Dr. Allison L. Agwu, MD, ScM, FAAP, FIDSA is an associate professor of pediatric and adult infectious diseases at the Johns Hopkins University School of Medicine. Her clinical interests include HIV/AIDS and infectious disease.
Dr. Agwu earned her medical degree from the University of Maryland School of Medicine. She completed a residency in pediatrics and internal medicine at Case Western Reserve University (University Hospitals of Cleveland/ Rainbow Babies and Children’s Hospital), and a combined fellowship in pediatric and adult infectious diseases at the Johns Hopkins School of Medicine.
Dr. Agwu's clinical and research interests focuses on children, adolescents, and young adults who are at-risk or living with HIV and their families. Clinically, she provides inpatient and outpatient pediatric infectious diseases' consultations and leads the Pediatric Adolescent HIV/AIDS Program, which provides multidisciplinary for those living with or affected by HIV. Further, she leads the young adult transition clinic, the Accessing Care Early (ACE) Clinic. Both programs are longstanding Ryan White Federal Grant funded programs.
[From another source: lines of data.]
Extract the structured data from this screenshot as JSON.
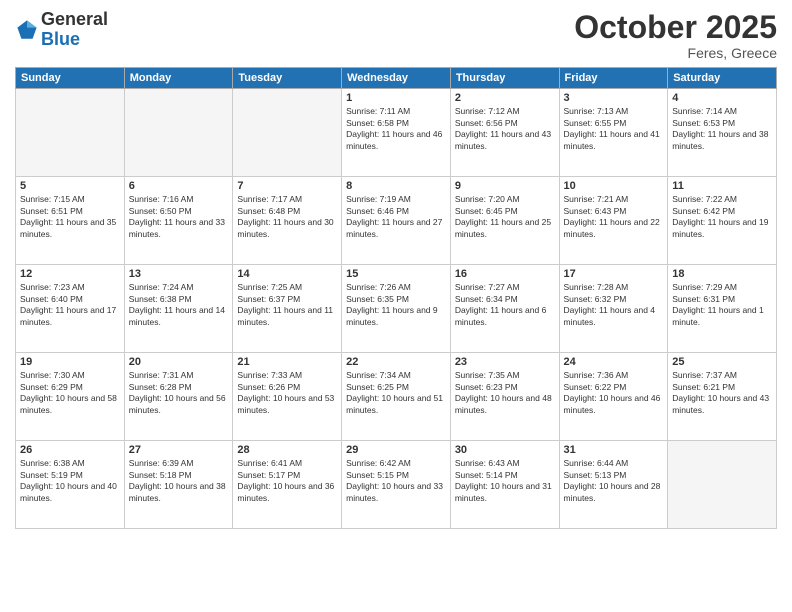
{
  "header": {
    "logo": {
      "general": "General",
      "blue": "Blue"
    },
    "title": "October 2025",
    "location": "Feres, Greece"
  },
  "weekdays": [
    "Sunday",
    "Monday",
    "Tuesday",
    "Wednesday",
    "Thursday",
    "Friday",
    "Saturday"
  ],
  "weeks": [
    [
      {
        "day": null
      },
      {
        "day": null
      },
      {
        "day": null
      },
      {
        "day": 1,
        "sunrise": "7:11 AM",
        "sunset": "6:58 PM",
        "daylight": "11 hours and 46 minutes."
      },
      {
        "day": 2,
        "sunrise": "7:12 AM",
        "sunset": "6:56 PM",
        "daylight": "11 hours and 43 minutes."
      },
      {
        "day": 3,
        "sunrise": "7:13 AM",
        "sunset": "6:55 PM",
        "daylight": "11 hours and 41 minutes."
      },
      {
        "day": 4,
        "sunrise": "7:14 AM",
        "sunset": "6:53 PM",
        "daylight": "11 hours and 38 minutes."
      }
    ],
    [
      {
        "day": 5,
        "sunrise": "7:15 AM",
        "sunset": "6:51 PM",
        "daylight": "11 hours and 35 minutes."
      },
      {
        "day": 6,
        "sunrise": "7:16 AM",
        "sunset": "6:50 PM",
        "daylight": "11 hours and 33 minutes."
      },
      {
        "day": 7,
        "sunrise": "7:17 AM",
        "sunset": "6:48 PM",
        "daylight": "11 hours and 30 minutes."
      },
      {
        "day": 8,
        "sunrise": "7:19 AM",
        "sunset": "6:46 PM",
        "daylight": "11 hours and 27 minutes."
      },
      {
        "day": 9,
        "sunrise": "7:20 AM",
        "sunset": "6:45 PM",
        "daylight": "11 hours and 25 minutes."
      },
      {
        "day": 10,
        "sunrise": "7:21 AM",
        "sunset": "6:43 PM",
        "daylight": "11 hours and 22 minutes."
      },
      {
        "day": 11,
        "sunrise": "7:22 AM",
        "sunset": "6:42 PM",
        "daylight": "11 hours and 19 minutes."
      }
    ],
    [
      {
        "day": 12,
        "sunrise": "7:23 AM",
        "sunset": "6:40 PM",
        "daylight": "11 hours and 17 minutes."
      },
      {
        "day": 13,
        "sunrise": "7:24 AM",
        "sunset": "6:38 PM",
        "daylight": "11 hours and 14 minutes."
      },
      {
        "day": 14,
        "sunrise": "7:25 AM",
        "sunset": "6:37 PM",
        "daylight": "11 hours and 11 minutes."
      },
      {
        "day": 15,
        "sunrise": "7:26 AM",
        "sunset": "6:35 PM",
        "daylight": "11 hours and 9 minutes."
      },
      {
        "day": 16,
        "sunrise": "7:27 AM",
        "sunset": "6:34 PM",
        "daylight": "11 hours and 6 minutes."
      },
      {
        "day": 17,
        "sunrise": "7:28 AM",
        "sunset": "6:32 PM",
        "daylight": "11 hours and 4 minutes."
      },
      {
        "day": 18,
        "sunrise": "7:29 AM",
        "sunset": "6:31 PM",
        "daylight": "11 hours and 1 minute."
      }
    ],
    [
      {
        "day": 19,
        "sunrise": "7:30 AM",
        "sunset": "6:29 PM",
        "daylight": "10 hours and 58 minutes."
      },
      {
        "day": 20,
        "sunrise": "7:31 AM",
        "sunset": "6:28 PM",
        "daylight": "10 hours and 56 minutes."
      },
      {
        "day": 21,
        "sunrise": "7:33 AM",
        "sunset": "6:26 PM",
        "daylight": "10 hours and 53 minutes."
      },
      {
        "day": 22,
        "sunrise": "7:34 AM",
        "sunset": "6:25 PM",
        "daylight": "10 hours and 51 minutes."
      },
      {
        "day": 23,
        "sunrise": "7:35 AM",
        "sunset": "6:23 PM",
        "daylight": "10 hours and 48 minutes."
      },
      {
        "day": 24,
        "sunrise": "7:36 AM",
        "sunset": "6:22 PM",
        "daylight": "10 hours and 46 minutes."
      },
      {
        "day": 25,
        "sunrise": "7:37 AM",
        "sunset": "6:21 PM",
        "daylight": "10 hours and 43 minutes."
      }
    ],
    [
      {
        "day": 26,
        "sunrise": "6:38 AM",
        "sunset": "5:19 PM",
        "daylight": "10 hours and 40 minutes."
      },
      {
        "day": 27,
        "sunrise": "6:39 AM",
        "sunset": "5:18 PM",
        "daylight": "10 hours and 38 minutes."
      },
      {
        "day": 28,
        "sunrise": "6:41 AM",
        "sunset": "5:17 PM",
        "daylight": "10 hours and 36 minutes."
      },
      {
        "day": 29,
        "sunrise": "6:42 AM",
        "sunset": "5:15 PM",
        "daylight": "10 hours and 33 minutes."
      },
      {
        "day": 30,
        "sunrise": "6:43 AM",
        "sunset": "5:14 PM",
        "daylight": "10 hours and 31 minutes."
      },
      {
        "day": 31,
        "sunrise": "6:44 AM",
        "sunset": "5:13 PM",
        "daylight": "10 hours and 28 minutes."
      },
      {
        "day": null
      }
    ]
  ]
}
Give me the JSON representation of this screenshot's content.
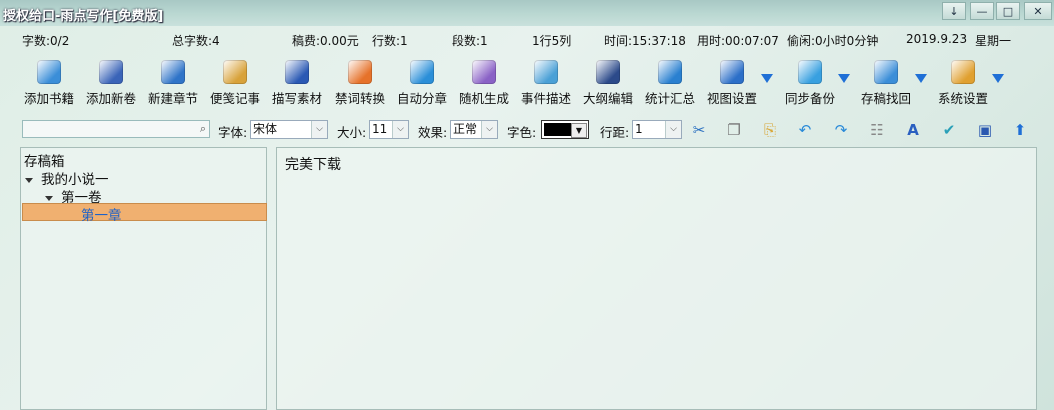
{
  "window": {
    "title": "授权给口-雨点写作[免费版]",
    "controls": [
      "↓",
      "—",
      "□",
      "✕"
    ]
  },
  "status": {
    "chars": "字数:0/2",
    "total_chars": "总字数:4",
    "fee": "稿费:0.00元",
    "lines": "行数:1",
    "paragraphs": "段数:1",
    "cursor": "1行5列",
    "time": "时间:15:37:18",
    "elapsed": "用时:00:07:07",
    "idle": "偷闲:0小时0分钟",
    "date": "2019.9.23",
    "weekday": "星期一"
  },
  "toolbar": [
    {
      "label": "添加书籍",
      "icon": "add-book-icon",
      "color": "#3b8ed8"
    },
    {
      "label": "添加新卷",
      "icon": "add-volume-icon",
      "color": "#3a64b8"
    },
    {
      "label": "新建章节",
      "icon": "new-chapter-icon",
      "color": "#2f74c8"
    },
    {
      "label": "便笺记事",
      "icon": "note-icon",
      "color": "#d8a23a"
    },
    {
      "label": "描写素材",
      "icon": "material-book-icon",
      "color": "#2a59b4"
    },
    {
      "label": "禁词转换",
      "icon": "undo-icon",
      "color": "#e6722a"
    },
    {
      "label": "自动分章",
      "icon": "split-icon",
      "color": "#2b8fd8"
    },
    {
      "label": "随机生成",
      "icon": "users-icon",
      "color": "#8a62c6"
    },
    {
      "label": "事件描述",
      "icon": "folder-icon",
      "color": "#4aa0d6"
    },
    {
      "label": "大纲编辑",
      "icon": "outline-book-icon",
      "color": "#2c4a8a"
    },
    {
      "label": "统计汇总",
      "icon": "text-stats-icon",
      "color": "#2a80d0"
    },
    {
      "label": "视图设置",
      "icon": "window-icon",
      "color": "#2c6fc8"
    },
    {
      "label": "同步备份",
      "icon": "cloud-icon",
      "color": "#38a0e0"
    },
    {
      "label": "存稿找回",
      "icon": "clock-folder-icon",
      "color": "#3b8ed8"
    },
    {
      "label": "系统设置",
      "icon": "gear-icon",
      "color": "#e0a030"
    }
  ],
  "format": {
    "search_placeholder": "",
    "font_label": "字体:",
    "font_value": "宋体",
    "size_label": "大小:",
    "size_value": "11",
    "effect_label": "效果:",
    "effect_value": "正常",
    "color_label": "字色:",
    "spacing_label": "行距:",
    "spacing_value": "1",
    "text_color": "#000000"
  },
  "tree": {
    "root": "存稿箱",
    "book": "我的小说一",
    "volume": "第一卷",
    "chapter": "第一章"
  },
  "editor": {
    "text": "完美下载"
  }
}
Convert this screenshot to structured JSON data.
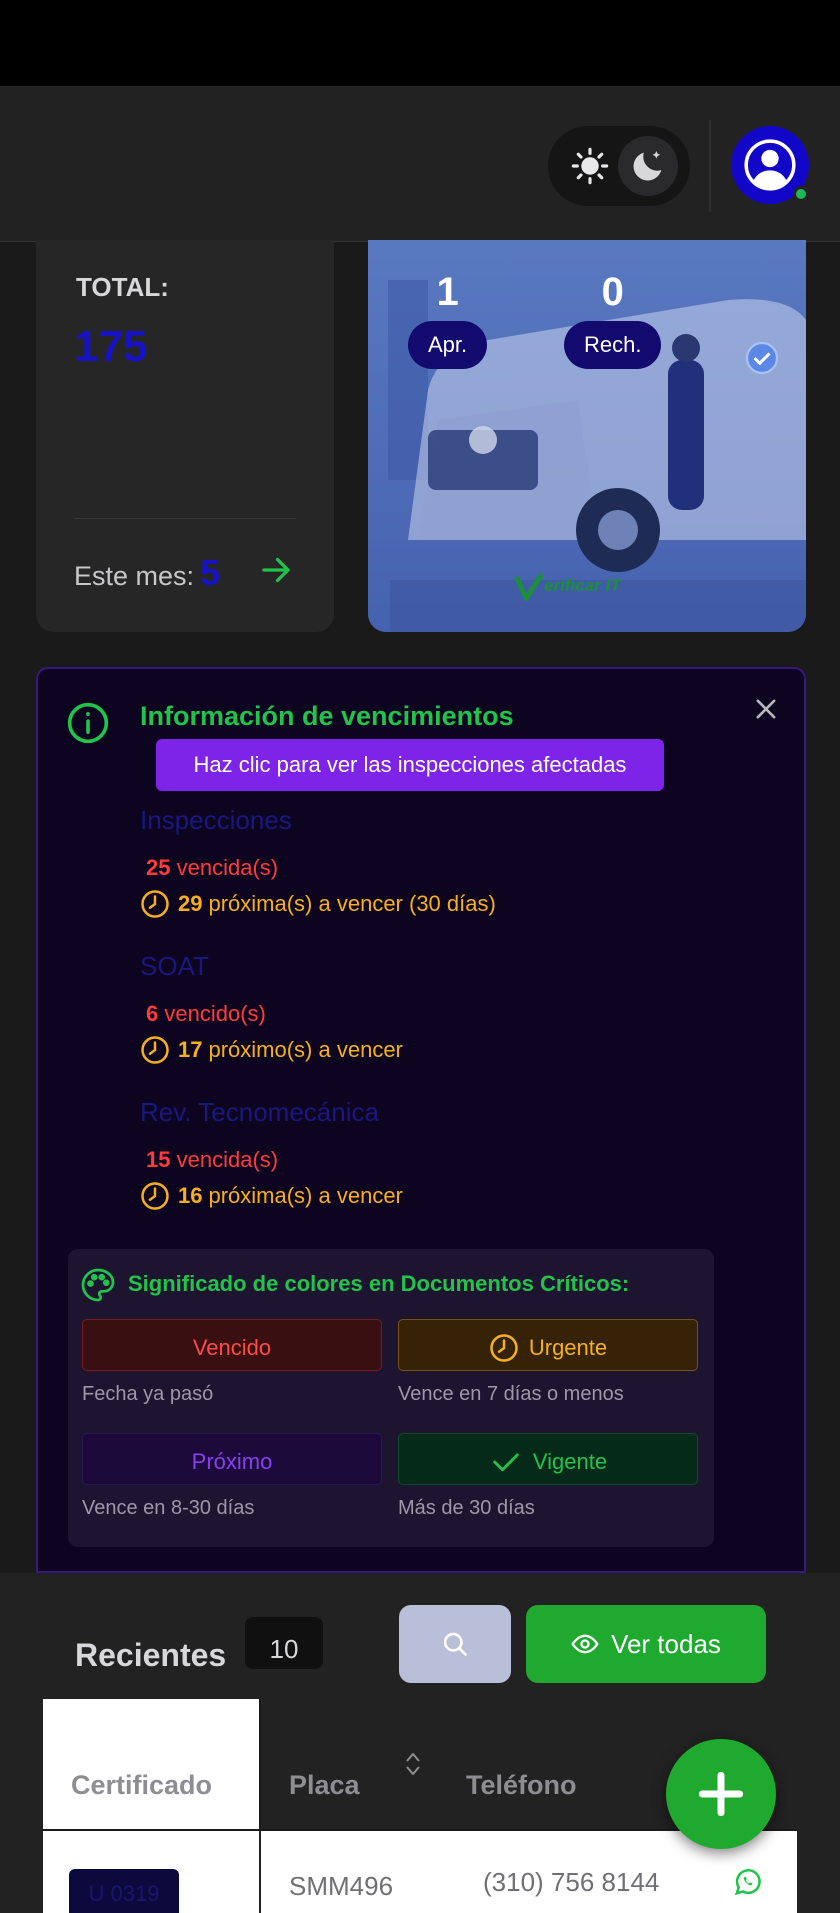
{
  "colors": {
    "accent_blue": "#1712c4",
    "success_green": "#21c34a",
    "button_green": "#1faa2f",
    "danger_red": "#ff3b3b",
    "warning_amber": "#f5b01a",
    "purple": "#7e24e8"
  },
  "header": {
    "theme_icons": [
      "sun-icon",
      "moon-icon"
    ],
    "avatar_icon": "user-icon"
  },
  "summary": {
    "total_label": "TOTAL:",
    "total_value": "175",
    "month_label": "Este mes:",
    "month_value": "5"
  },
  "inspections": {
    "approved_count": "1",
    "approved_label": "Apr.",
    "rejected_count": "0",
    "rejected_label": "Rech.",
    "logo_text": "erificar IT"
  },
  "alert": {
    "title": "Información de vencimientos",
    "hint": "Haz clic para ver las inspecciones afectadas",
    "sections": [
      {
        "title": "Inspecciones",
        "expired_count": "25",
        "expired_text": "vencida(s)",
        "upcoming_count": "29",
        "upcoming_text": "próxima(s) a vencer (30 días)"
      },
      {
        "title": "SOAT",
        "expired_count": "6",
        "expired_text": "vencido(s)",
        "upcoming_count": "17",
        "upcoming_text": "próximo(s) a vencer"
      },
      {
        "title": "Rev. Tecnomecánica",
        "expired_count": "15",
        "expired_text": "vencida(s)",
        "upcoming_count": "16",
        "upcoming_text": "próxima(s) a vencer"
      }
    ],
    "legend": {
      "title": "Significado de colores en Documentos Críticos:",
      "items": [
        {
          "label": "Vencido",
          "desc": "Fecha ya pasó"
        },
        {
          "label": "Urgente",
          "desc": "Vence en 7 días o menos"
        },
        {
          "label": "Próximo",
          "desc": "Vence en 8-30 días"
        },
        {
          "label": "Vigente",
          "desc": "Más de 30 días"
        }
      ]
    }
  },
  "recent": {
    "title": "Recientes",
    "count": "10",
    "view_all_label": "Ver todas",
    "columns": [
      "Certificado",
      "Placa",
      "Teléfono"
    ],
    "rows": [
      {
        "certificado": "U 0319",
        "placa": "SMM496",
        "telefono": "(310) 756 8144"
      }
    ]
  }
}
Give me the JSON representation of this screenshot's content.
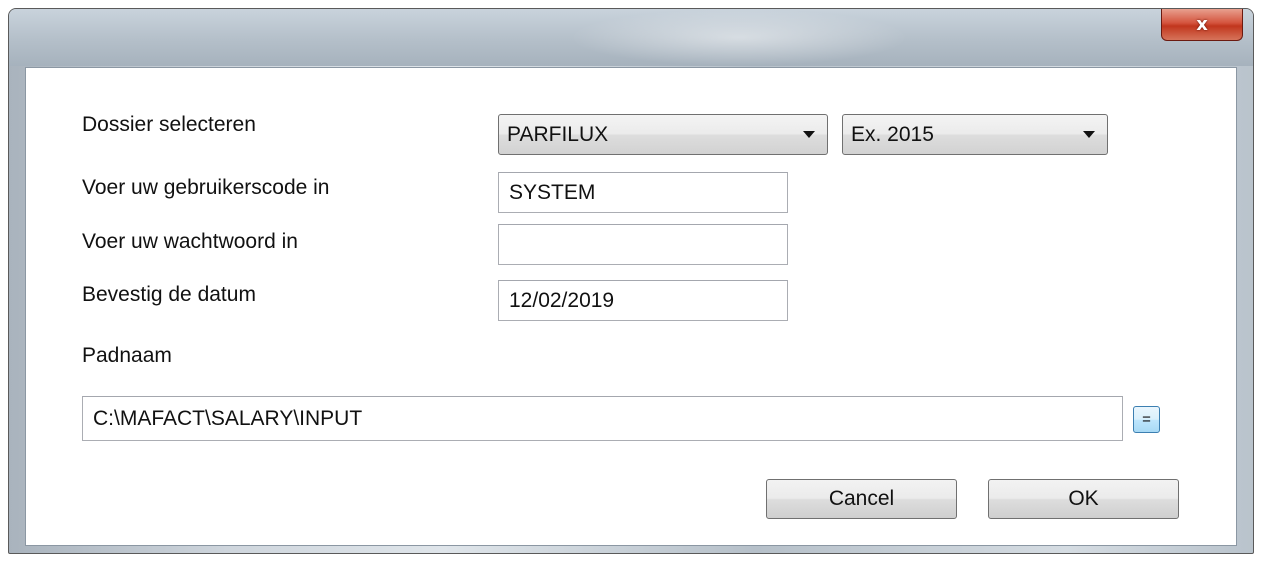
{
  "window": {
    "close_label": "x"
  },
  "form": {
    "dossier_label": "Dossier selecteren",
    "dossier_value": "PARFILUX",
    "exercise_value": "Ex. 2015",
    "user_label": "Voer uw gebruikerscode in",
    "user_value": "SYSTEM",
    "password_label": "Voer uw wachtwoord in",
    "password_value": "",
    "date_label": "Bevestig de datum",
    "date_value": "12/02/2019",
    "path_label": "Padnaam",
    "path_value": "C:\\MAFACT\\SALARY\\INPUT",
    "browse_label": "="
  },
  "buttons": {
    "cancel_label": "Cancel",
    "ok_label": "OK"
  },
  "colors": {
    "close_button": "#c7432b",
    "window_frame": "#b4bfc9",
    "browse_button_border": "#3c7fb1"
  }
}
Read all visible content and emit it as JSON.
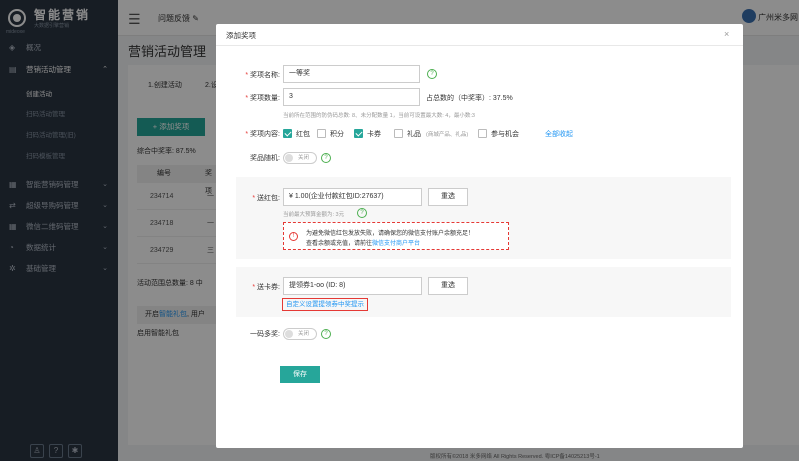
{
  "brand": {
    "name": "智能营销",
    "sub": "大数据引擎营销",
    "en": "mideoxe"
  },
  "topbar": {
    "feedback": "问题反馈",
    "org": "广州米多网"
  },
  "sidebar": {
    "items": [
      {
        "label": "概况",
        "icon": "layers-icon"
      },
      {
        "label": "营销活动管理",
        "icon": "chart-icon"
      },
      {
        "label": "智能营销码管理",
        "icon": "qrcode-icon"
      },
      {
        "label": "超级导购码管理",
        "icon": "shuffle-icon"
      },
      {
        "label": "微信二维码管理",
        "icon": "qrcode-icon"
      },
      {
        "label": "数据统计",
        "icon": "pie-icon"
      },
      {
        "label": "基础管理",
        "icon": "gear-icon"
      }
    ],
    "sub_items": [
      "创建活动",
      "扫码活动管理",
      "扫码活动管理(旧)",
      "扫码模板管理"
    ]
  },
  "background": {
    "page_title": "营销活动管理",
    "tabs": [
      "1.创建活动",
      "2.设"
    ],
    "add_prize": "+ 添加奖项",
    "win_rate": "综合中奖率: 87.5%",
    "table_head": [
      "编号",
      "奖项"
    ],
    "rows": [
      "234714",
      "234718",
      "234729"
    ],
    "row_snippets": [
      "一",
      "一",
      "三"
    ],
    "total": "活动范围总数量: 8",
    "total_extra": "中",
    "smart_text": "开启",
    "smart_link": "智能礼包",
    "smart_tail": ", 用户",
    "smart2": "启用智能礼包",
    "footer": "版权所有©2018 米多网络 All Rights Reserved. 粤ICP备14025213号-1"
  },
  "modal": {
    "title": "添加奖项",
    "fields": {
      "name_label": "奖项名称:",
      "name_value": "一等奖",
      "qty_label": "奖项数量:",
      "qty_value": "3",
      "qty_ratio": "占总数的（中奖率）: 37.5%",
      "qty_hint": "当前所在范围的防伪码总数: 8、未分配数量 1，当前可设置最大数: 4，最小数:3",
      "content_label": "奖项内容:",
      "options": [
        {
          "label": "红包",
          "checked": true
        },
        {
          "label": "积分",
          "checked": false
        },
        {
          "label": "卡券",
          "checked": true
        },
        {
          "label": "礼品",
          "checked": false,
          "note": "(商城产品、礼品)"
        },
        {
          "label": "参与机会",
          "checked": false
        }
      ],
      "collapse_all": "全部收起",
      "random_label": "奖品随机:",
      "toggle_off": "关闭",
      "redpack_label": "送红包:",
      "redpack_value": "¥ 1.00(企业付款红包ID:27637)",
      "reselect": "重选",
      "budget_hint": "当前最大预算金额为: 3元",
      "warn_line1": "为避免微信红包发放失败，请确保您的微信支付账户余额充足！",
      "warn_line2_pre": "查看余额或充值，请前往",
      "warn_link": "微信支付商户平台",
      "coupon_label": "送卡券:",
      "coupon_value": "提领券1-oo  (ID: 8)",
      "coupon_link": "自定义设置提领券中奖提示",
      "multi_label": "一码多奖:",
      "save": "保存"
    }
  },
  "colors": {
    "accent": "#26a69a",
    "sidebar": "#2b3643",
    "link": "#2196f3",
    "danger": "#e53935"
  }
}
Her overarching research goal is to decipher, address, and minimize disparities in treatment and outcomes for those living with HIV. Toward this goal, she oversees her own independent research program and serves as principal investigator of the Johns Hopkins sites of the International Maternal, Pediatric, and Adolescent AIDS Clinical Trials (IMPAACT) Network and the Adolescent Trials' Network (ATN). Her research interests include optimizing outcomes for youth at-risk for and living with HIV, management and treatment strategies, and minimizes disparities in the use of antiretroviral therapy (ART) and outcomes. Other special interests include epidemiologic approaches to HIV, drug resistance, and clinical trials.
She is American Board of Internal Medicine-certified in infectious disease and American Board of Pediatrics-certified in infectious diseases. She is a member of the Infectious Diseases Society of America, the HIV Medical Association Board, the Pediatric Infectious Diseases Society, and the American Academy of Pediatrics.